|Name||Starts||Winning %||Goal Differential||Fenwick%|
Lehtonen has faced much easier competition in 2011/12 than his battery mates. He usually faces teams that play under .500, have a goal differential for the season of -5, and an even Fenwick%. He's basically against Phoenix or Montreal in every start. This isn't to say that he hasn't played well, but he isn't exactly dominating the Penguins every time out.
His backups have a much different story. Raycroft and Bachman are, respectively, facing 54% and 53% winning percentage clubs. Raycroft's average opponent has a 52% Fenwick % to go with a +11 goal differential. Unlike Lehtonen, poor Razor got a workout every time out. The two teams that straddle a 52% Fenwick % for the season are the Blackhawks and Sharks. The goal differential of the average Raycroft opponent is also pretty close to the Blackhawks. Bachman's numbers are similar, but not nearly as extreme thanks to an opponent's Fenwick % closer to Lehtonen's.

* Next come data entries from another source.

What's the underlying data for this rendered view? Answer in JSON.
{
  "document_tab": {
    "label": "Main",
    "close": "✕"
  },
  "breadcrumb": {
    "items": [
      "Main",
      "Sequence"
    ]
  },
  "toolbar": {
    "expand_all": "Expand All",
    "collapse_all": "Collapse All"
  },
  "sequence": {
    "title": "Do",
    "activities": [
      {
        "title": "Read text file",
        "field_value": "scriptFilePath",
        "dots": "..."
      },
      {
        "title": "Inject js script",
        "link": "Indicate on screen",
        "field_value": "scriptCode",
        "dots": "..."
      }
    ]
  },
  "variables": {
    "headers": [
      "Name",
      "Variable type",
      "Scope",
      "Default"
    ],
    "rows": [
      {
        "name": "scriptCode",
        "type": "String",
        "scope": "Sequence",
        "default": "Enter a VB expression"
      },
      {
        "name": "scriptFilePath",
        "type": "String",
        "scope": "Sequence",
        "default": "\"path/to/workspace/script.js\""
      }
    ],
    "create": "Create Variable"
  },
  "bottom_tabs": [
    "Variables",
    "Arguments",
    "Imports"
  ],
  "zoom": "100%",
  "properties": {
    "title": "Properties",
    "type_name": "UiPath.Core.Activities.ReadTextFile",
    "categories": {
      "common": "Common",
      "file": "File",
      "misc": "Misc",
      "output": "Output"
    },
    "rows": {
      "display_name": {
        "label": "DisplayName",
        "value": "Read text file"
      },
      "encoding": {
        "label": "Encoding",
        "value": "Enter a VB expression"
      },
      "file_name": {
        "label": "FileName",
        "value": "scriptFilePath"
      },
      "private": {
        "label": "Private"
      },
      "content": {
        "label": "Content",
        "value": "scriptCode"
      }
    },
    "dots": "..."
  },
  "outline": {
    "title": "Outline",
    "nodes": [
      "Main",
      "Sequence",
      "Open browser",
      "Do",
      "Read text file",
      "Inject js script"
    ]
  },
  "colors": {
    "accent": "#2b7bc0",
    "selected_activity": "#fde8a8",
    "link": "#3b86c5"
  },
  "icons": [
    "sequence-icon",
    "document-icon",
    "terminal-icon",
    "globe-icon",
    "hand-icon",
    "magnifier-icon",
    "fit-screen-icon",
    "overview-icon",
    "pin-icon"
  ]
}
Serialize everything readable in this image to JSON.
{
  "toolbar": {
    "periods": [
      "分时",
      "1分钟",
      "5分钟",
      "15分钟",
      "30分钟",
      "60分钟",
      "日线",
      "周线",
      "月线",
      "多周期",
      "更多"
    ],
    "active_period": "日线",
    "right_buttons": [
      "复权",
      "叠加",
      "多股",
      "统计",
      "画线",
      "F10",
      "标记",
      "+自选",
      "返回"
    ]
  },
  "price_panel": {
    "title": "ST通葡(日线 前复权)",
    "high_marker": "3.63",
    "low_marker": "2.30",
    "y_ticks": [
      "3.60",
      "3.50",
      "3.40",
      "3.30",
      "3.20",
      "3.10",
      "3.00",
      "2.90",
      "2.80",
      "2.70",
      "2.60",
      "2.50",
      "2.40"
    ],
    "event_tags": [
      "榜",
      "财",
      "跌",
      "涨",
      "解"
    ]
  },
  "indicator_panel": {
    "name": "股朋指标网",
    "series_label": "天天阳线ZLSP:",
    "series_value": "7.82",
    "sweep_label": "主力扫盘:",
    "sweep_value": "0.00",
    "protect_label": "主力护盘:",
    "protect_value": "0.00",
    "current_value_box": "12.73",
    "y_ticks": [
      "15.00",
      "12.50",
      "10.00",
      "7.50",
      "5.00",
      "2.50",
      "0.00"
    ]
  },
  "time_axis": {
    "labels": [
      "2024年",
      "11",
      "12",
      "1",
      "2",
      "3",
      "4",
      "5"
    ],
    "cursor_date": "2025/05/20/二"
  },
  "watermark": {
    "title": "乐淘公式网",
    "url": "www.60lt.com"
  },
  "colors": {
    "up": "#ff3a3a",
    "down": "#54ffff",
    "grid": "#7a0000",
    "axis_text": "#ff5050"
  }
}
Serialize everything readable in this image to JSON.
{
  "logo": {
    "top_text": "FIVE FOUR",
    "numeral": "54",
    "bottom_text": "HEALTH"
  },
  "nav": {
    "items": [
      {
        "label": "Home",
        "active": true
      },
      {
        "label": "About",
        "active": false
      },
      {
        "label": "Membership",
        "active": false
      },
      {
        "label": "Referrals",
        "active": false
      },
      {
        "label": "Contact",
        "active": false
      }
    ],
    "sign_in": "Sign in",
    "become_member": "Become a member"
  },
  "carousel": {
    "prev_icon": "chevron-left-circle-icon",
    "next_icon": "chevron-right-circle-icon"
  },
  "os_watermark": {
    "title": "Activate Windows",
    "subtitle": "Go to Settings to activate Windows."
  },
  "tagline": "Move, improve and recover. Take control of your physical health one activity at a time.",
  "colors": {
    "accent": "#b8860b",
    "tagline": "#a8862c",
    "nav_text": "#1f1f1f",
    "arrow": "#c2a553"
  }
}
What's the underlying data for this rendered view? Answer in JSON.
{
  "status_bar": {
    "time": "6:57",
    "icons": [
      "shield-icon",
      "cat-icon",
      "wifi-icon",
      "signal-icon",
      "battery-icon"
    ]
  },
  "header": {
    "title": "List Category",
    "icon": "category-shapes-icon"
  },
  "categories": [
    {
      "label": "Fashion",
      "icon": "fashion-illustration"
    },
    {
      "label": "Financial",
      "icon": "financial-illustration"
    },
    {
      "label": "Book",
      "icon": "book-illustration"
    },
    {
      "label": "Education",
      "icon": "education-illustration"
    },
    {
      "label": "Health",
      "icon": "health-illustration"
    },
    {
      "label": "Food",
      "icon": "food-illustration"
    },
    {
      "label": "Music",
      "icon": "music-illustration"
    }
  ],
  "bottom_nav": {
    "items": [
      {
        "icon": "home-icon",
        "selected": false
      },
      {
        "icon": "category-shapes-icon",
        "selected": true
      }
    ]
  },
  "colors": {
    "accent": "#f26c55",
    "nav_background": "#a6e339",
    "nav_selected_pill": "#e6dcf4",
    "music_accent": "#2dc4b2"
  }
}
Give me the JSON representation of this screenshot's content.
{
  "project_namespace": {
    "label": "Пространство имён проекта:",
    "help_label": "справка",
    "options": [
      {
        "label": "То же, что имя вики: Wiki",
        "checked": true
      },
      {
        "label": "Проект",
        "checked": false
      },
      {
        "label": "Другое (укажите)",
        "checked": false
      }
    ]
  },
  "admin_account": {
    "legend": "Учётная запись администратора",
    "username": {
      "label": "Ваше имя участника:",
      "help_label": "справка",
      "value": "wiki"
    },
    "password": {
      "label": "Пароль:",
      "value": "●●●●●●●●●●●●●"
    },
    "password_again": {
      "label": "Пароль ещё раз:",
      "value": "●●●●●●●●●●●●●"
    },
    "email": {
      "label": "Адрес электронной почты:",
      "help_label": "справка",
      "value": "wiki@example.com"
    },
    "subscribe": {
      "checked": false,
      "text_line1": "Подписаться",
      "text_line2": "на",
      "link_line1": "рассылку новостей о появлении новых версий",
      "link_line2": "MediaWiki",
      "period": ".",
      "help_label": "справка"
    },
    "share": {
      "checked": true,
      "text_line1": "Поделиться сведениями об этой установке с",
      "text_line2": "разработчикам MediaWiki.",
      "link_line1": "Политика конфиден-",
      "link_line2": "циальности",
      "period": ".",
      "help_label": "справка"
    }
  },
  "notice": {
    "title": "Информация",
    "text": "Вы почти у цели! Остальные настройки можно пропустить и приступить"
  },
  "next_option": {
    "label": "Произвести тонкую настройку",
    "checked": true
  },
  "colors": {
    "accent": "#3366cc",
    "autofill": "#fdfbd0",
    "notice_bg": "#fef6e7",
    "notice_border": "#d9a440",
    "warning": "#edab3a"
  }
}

|Player||GAA||SV%||ES Sv%||PK Sv%|
After seeing the level of competition the Stars goalies have faced, the season stats of the three goalies shouldn't be too surprising. Yes, Raycroft was terrible. Anyone that watched what he did could tell that he shouldn't have been on the ice, and his .898 save percentage drives the point home even further. He was in a no win situation though.
The pleasant surprise from this exercise is Bachman. Across the board his numbers are similar to Lehtonen, and he's faced significantly higher competition on average. When he debuted he was solid. He would make all of the routine saves, but the above average NHL starting goalie save eluded him. His last few starts made it seem as if he is settling in at the NHL level, and these numbers seem to back that conclusion up. It's still very early and Bachman has played one third as many games as Lehtonen so things will definitely change as the season progresses, but I think they've found themselves a player in Bachman.
The one issue that bugs me about this is the low level of competition Lehtonen has faced. The Stars are calling him a number one goalie, and there will come a time in the not too distant future when he is going to be expecting to get paid like a number one goalie. He needs to be playing against the top competition possible night in and night out to generate as much value as possible for the Stars. A good deal of the noise in those numbers might be coming from the time he was out with the back injury, but when I read those numbers I immediately thought about the ice time distribution issues. The fourth line is sheltered, but the top three lines generally appear to roll at all times no matter the situation, the zone, or the matchup. Both issues are tactical, and (fairly or unfairly) I couldn't help but wonder if they're related.